I give up.
No longer will I rant about the documentary reviews that give us the spark-note version of the films. I embrace the critics’ betrayal of movie makers and audiences by giving us the facts so that we don’t have to learn the information from the film.
I appreciate the critics’ rescuing us from more reviews, entertainment news, and celebrity interviews that otherwise could have shared the space with a concise documentary review.
It’s all in the skim.
The central issue of my reviews of documentary reviews becomes how easy it is to skip over the spoilers and land on the opinions.
With that in mind, I review what look like three awesome documentaries, starting with the most compelling:
1. The Last Days of Vietnam
Topic: From Rotten Tomatoes: During the chaotic final days of the Vietnam War, the North Vietnamese Army closed in on Saigon as the panicked South Vietnamese people desperately attempted to escape. On the ground, American soldiers and diplomats confronted a moral quandary: whether to obey White House orders to evacuate only U.S. citizens or risk being charged with treason and save the lives of as many South Vietnamese citizens as they could. With time running out and the city under fire, an unlikely group of heroes emerged as Americans and South Vietnamese took matters into their own hands.
Review from rogerebert.com
by Godfrey Cheshire
Skimmable? Yes! In the first few and last few paragraphs, we get what Cheshire thinks about the movie, as well as an enlightening analysis. This is a beautifully written review.
Bottom Line: A Whopping Thumbs up: Riveting, wrenching and extraordinarily important, …[a] superb documentary….
Comment: Cheshire observes that there are “potential parallels between yesterday’s debacle and similar U.S. withdrawals from Iraq and Afghanistan today.”
Note: In limited release. Hopefully that will change as the buzz increases.
2. No, No: a Dockumentary
Topic: Dock Ellis was a pitcher on the Pittsburgh Pirates in the 1970s, who pitched a no-hitter while on acid (beats steroids). He had a volatile personality, but he was also an outspoken purveyor of civil rights at a time when racism in baseball continued to prevail.
Review from Austin360.com
by Joe Gross
Skimmable?: Not at all. Everything is a spoiler except for one paragraph in the middle, where you’ll find Gross’ opinion.
Bottom Line: It’s “wildly entertaining” and “expertly made”: 4.5 stars out of 5, Grade A-
Comment: many of the reviews I have read state that Dock is the only pitcher in baseball history who has pitched a no hitter while on LSD. Question: how many pitchers have ever pitched on LSD?
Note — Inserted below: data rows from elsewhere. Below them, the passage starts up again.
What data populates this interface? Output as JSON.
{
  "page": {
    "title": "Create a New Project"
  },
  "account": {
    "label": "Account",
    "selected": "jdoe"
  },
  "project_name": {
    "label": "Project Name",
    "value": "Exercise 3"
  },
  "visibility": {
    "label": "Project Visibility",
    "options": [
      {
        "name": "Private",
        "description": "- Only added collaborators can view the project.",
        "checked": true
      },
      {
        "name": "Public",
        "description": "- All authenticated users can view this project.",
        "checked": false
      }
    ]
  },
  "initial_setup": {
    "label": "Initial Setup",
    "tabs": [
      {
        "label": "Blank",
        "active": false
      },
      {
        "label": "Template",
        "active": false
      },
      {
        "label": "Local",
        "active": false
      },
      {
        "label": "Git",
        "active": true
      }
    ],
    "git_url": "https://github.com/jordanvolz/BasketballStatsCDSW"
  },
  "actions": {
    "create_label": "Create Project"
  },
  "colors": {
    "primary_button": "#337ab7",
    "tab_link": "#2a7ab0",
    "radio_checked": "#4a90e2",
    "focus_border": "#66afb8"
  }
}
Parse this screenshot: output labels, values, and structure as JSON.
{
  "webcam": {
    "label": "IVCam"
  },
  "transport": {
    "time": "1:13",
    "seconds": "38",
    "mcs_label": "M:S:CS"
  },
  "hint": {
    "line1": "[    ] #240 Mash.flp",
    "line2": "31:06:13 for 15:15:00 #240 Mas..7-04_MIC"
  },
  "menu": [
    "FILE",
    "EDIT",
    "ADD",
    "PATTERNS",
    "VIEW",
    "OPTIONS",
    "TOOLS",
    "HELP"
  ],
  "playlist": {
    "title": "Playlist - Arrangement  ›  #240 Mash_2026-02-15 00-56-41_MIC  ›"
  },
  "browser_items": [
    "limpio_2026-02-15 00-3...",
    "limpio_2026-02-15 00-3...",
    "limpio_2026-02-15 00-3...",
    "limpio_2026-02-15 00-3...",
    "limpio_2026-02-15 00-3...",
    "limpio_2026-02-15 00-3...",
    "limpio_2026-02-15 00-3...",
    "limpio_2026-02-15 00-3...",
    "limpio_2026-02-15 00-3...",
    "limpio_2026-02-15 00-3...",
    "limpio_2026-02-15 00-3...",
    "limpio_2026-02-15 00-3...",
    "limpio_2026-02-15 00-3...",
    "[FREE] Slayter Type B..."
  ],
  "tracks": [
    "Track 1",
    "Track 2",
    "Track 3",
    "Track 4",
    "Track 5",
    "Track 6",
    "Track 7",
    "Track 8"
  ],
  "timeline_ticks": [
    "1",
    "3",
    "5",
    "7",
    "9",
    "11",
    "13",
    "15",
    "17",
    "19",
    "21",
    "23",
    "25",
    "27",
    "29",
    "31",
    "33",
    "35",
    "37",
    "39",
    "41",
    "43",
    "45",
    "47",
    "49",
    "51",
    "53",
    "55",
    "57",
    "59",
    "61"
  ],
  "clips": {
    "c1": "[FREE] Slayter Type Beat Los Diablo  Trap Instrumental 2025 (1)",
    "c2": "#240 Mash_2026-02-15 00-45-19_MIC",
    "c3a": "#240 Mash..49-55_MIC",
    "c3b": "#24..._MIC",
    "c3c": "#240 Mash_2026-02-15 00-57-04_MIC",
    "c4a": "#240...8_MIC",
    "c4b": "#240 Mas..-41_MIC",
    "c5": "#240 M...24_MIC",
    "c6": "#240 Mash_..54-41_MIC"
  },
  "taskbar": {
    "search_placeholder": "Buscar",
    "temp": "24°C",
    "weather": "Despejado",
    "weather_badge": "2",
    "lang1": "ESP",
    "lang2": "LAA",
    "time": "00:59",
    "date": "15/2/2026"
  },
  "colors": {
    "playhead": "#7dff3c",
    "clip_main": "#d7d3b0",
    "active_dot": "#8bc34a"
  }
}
3. Joan Rivers: A Piece of Work
In memoriam. This movie came out in 2010.
Topic: The two directors follow Joan Rivers around for a year.
Review from Canada’s Globe and Mail
by Stephen Cole
Skimmable? Yes. But you’ll end up with only the first and last few sentences.
Bottom Line: It’s good, though “harrowing” in its unabashed look at Rivers’ personal life and the ups and downs of her career. She is “also hilarious, and dangerously so. You could break both funny bones watching her new documentary.”
I saw the movie and I take umbrage at this analogy:
Joan Rivers: A Piece of Work succeeds because the subject knows she’s a showbiz monster and plays her role to the hilt. She’s Norma Desmond in Sunset Blvd. or Mommie Dearest’s Joan Crawford up from the grave.
Norma Desmond? Joan Crawford (as portrayed by Faye Dunaway)? These two movie characters were so obsessed about being on screen that they had no idea how grotesque they looked. I thought the purpose of Joan Rivers: A Piece of Work was to get beyond the plastic surgery. Stephen Cole should have done the same.